    A more mathematical and scientific approach is to find the root frequency of the sample, which is C4: 261.6255Hz, an then to look for a near-integer number of samples at 44.1kHz, the sampling rate, with an integer number of cycles of C4. Two close candidates are 130 cycles, which are 21,913.0016 samples in length, or 465 cycles, which are 78,043.99800 samples. In both of these cases, the error is less than .002 of a sample. Now the sample itself is over 10 seconds in length, and looped sample always sound silly when they drop in volume too much over the loop time, so I would go for the shorter number of cycles: 130. Plugging in a suitable start time (three quarters of the way along the sample is a good starting point, because by this point the sound should be in the sustain segment...) gives us 450,000 samples, and so the end of the loop will be at 471,913 (with a cross-fade of say, 4000 samples). And this gives a reasonable, glitch-less (mostly) loop, so my maths is good today!

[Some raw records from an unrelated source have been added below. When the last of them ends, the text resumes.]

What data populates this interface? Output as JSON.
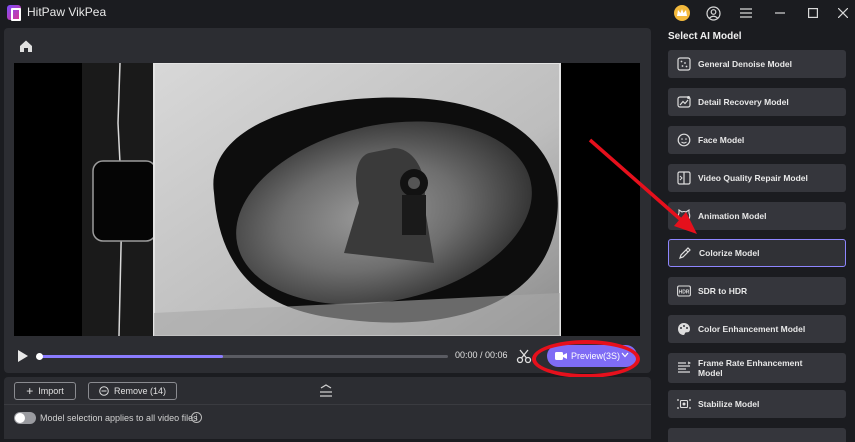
{
  "app": {
    "title": "HitPaw VikPea"
  },
  "player": {
    "time": "00:00 / 00:06",
    "progress": 0.45,
    "preview_label": "Preview(3S)"
  },
  "toolbar": {
    "import_label": "Import",
    "remove_label": "Remove (14)"
  },
  "options": {
    "apply_all_label": "Model selection applies to all video files"
  },
  "sidebar": {
    "title": "Select AI Model",
    "models": [
      {
        "label": "General Denoise Model"
      },
      {
        "label": "Detail Recovery Model"
      },
      {
        "label": "Face Model"
      },
      {
        "label": "Video Quality Repair Model"
      },
      {
        "label": "Animation Model"
      },
      {
        "label": "Colorize Model"
      },
      {
        "label": "SDR to HDR"
      },
      {
        "label": "Color Enhancement Model"
      },
      {
        "label": "Frame Rate Enhancement Model"
      },
      {
        "label": "Stabilize Model"
      }
    ],
    "selected": "Colorize Model"
  },
  "colors": {
    "accent": "#7f6cf5",
    "annotation": "#e6101c",
    "panel": "#2c2d32",
    "background": "#1b1c20"
  }
}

    Okay, so now we have a piano sound, with decay and a sustain loop, and the vibrato sounds good at C3, if a little too deep, for my taste. Probably a better option would be to go for a vibrato-less sample and to add a chorus effect in Decent Sampler.

    I think I now have the sound more or less as was intended!

    The sound is an electric piano, with embedded vibrato, and a little too much wobble for my taste, but then I have always had terrible taste in vibrato! Also, because the vibrato is 'in' the sample itself, then it changes speed as the sample is scaled in pitch up and down the keyboard, so the vibrato slows down for lower notes, and speeds up for higher notes. This is a little artificial, but for chords it isn't too obtrusive. But where this virtual instrument shines is when you turn the attack time up, sp that instead of a fast start to the sound, you get a slow rise. Coupled with a long release time, the Tone control down a long way to cut-off the high frequencies, and a little reverb, and you have a very nice pad that, at low frequencies, has the same sort of throbbing feel as the old Tardis has as a background 'atmosphere sound' back in the previous century.

    This review seems to have turned into a tutorial on fixing samples and looping, but never mind. I'm sure it will be useful to people, and it should help the samplist to fix the minor problems and release this virtual instrument as it was intended to sound! As I said, the pad sound is very usable, and the piano is unusual and quirky with that strong vibrato. So that's two sounds which are sufficiently different to be a bargain - especially considering the tiny download!